Recorded data.
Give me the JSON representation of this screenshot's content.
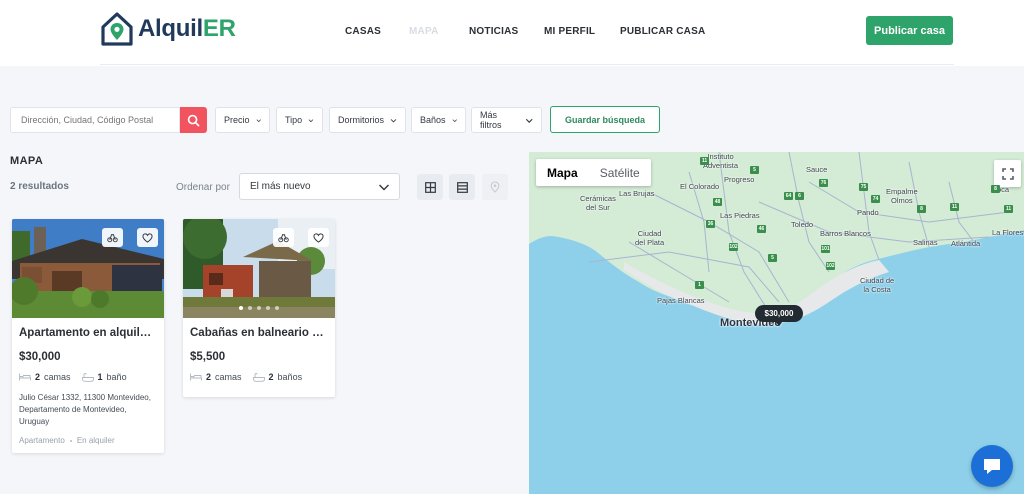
{
  "header": {
    "logo_a": "Alquil",
    "logo_er": "ER",
    "nav": [
      "CASAS",
      "MAPA",
      "NOTICIAS",
      "MI PERFIL",
      "PUBLICAR CASA"
    ],
    "cta": "Publicar casa"
  },
  "filters": {
    "search_placeholder": "Dirección, Ciudad, Código Postal",
    "precio": "Precio",
    "tipo": "Tipo",
    "dormitorios": "Dormitorios",
    "banos": "Baños",
    "mas": "Más filtros",
    "save": "Guardar búsqueda"
  },
  "list": {
    "title": "MAPA",
    "results": "2 resultados",
    "sort_label": "Ordenar por",
    "sort_value": "El más nuevo"
  },
  "cards": [
    {
      "title": "Apartamento en alquiler –...",
      "price": "$30,000",
      "beds": "2",
      "beds_label": "camas",
      "baths": "1",
      "baths_label": "baño",
      "address": "Julio César 1332, 11300 Montevideo, Departamento de Montevideo, Uruguay",
      "type": "Apartamento",
      "status": "En alquiler"
    },
    {
      "title": "Cabañas en balneario Solis",
      "price": "$5,500",
      "beds": "2",
      "beds_label": "camas",
      "baths": "2",
      "baths_label": "baños"
    }
  ],
  "map": {
    "tab_map": "Mapa",
    "tab_sat": "Satélite",
    "pin_price": "$30,000",
    "places": {
      "adventista": "Instituto\nAdventista",
      "progreso": "Progreso",
      "sauce": "Sauce",
      "las_brujas": "Las Brujas",
      "el_colorado": "El Colorado",
      "ceramicas": "Cerámicas\ndel Sur",
      "las_piedras": "Las Piedras",
      "toledo": "Toledo",
      "pando": "Pando",
      "empalme": "Empalme\nOlmos",
      "soca": "Soca",
      "ciudad_plata": "Ciudad\ndel Plata",
      "barros": "Barros Blancos",
      "salinas": "Salinas",
      "atlantida": "Atlántida",
      "la_floresta": "La Florest",
      "ciudad_costa": "Ciudad de\nla Costa",
      "pajas": "Pajas Blancas",
      "montevideo": "Montevideo"
    },
    "routes": [
      "11",
      "5",
      "76",
      "64",
      "48",
      "36",
      "46",
      "102",
      "5",
      "6",
      "75",
      "74",
      "8",
      "11",
      "101",
      "102",
      "1",
      "8",
      "11"
    ]
  },
  "colors": {
    "brand_green": "#2ea36a",
    "brand_navy": "#213a5c",
    "search_red": "#f1545f",
    "chat_blue": "#1c6fd6"
  }
}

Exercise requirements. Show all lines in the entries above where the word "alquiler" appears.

Response to the task.
      "title": "Apartamento en alquiler –...",
      "status": "En alquiler"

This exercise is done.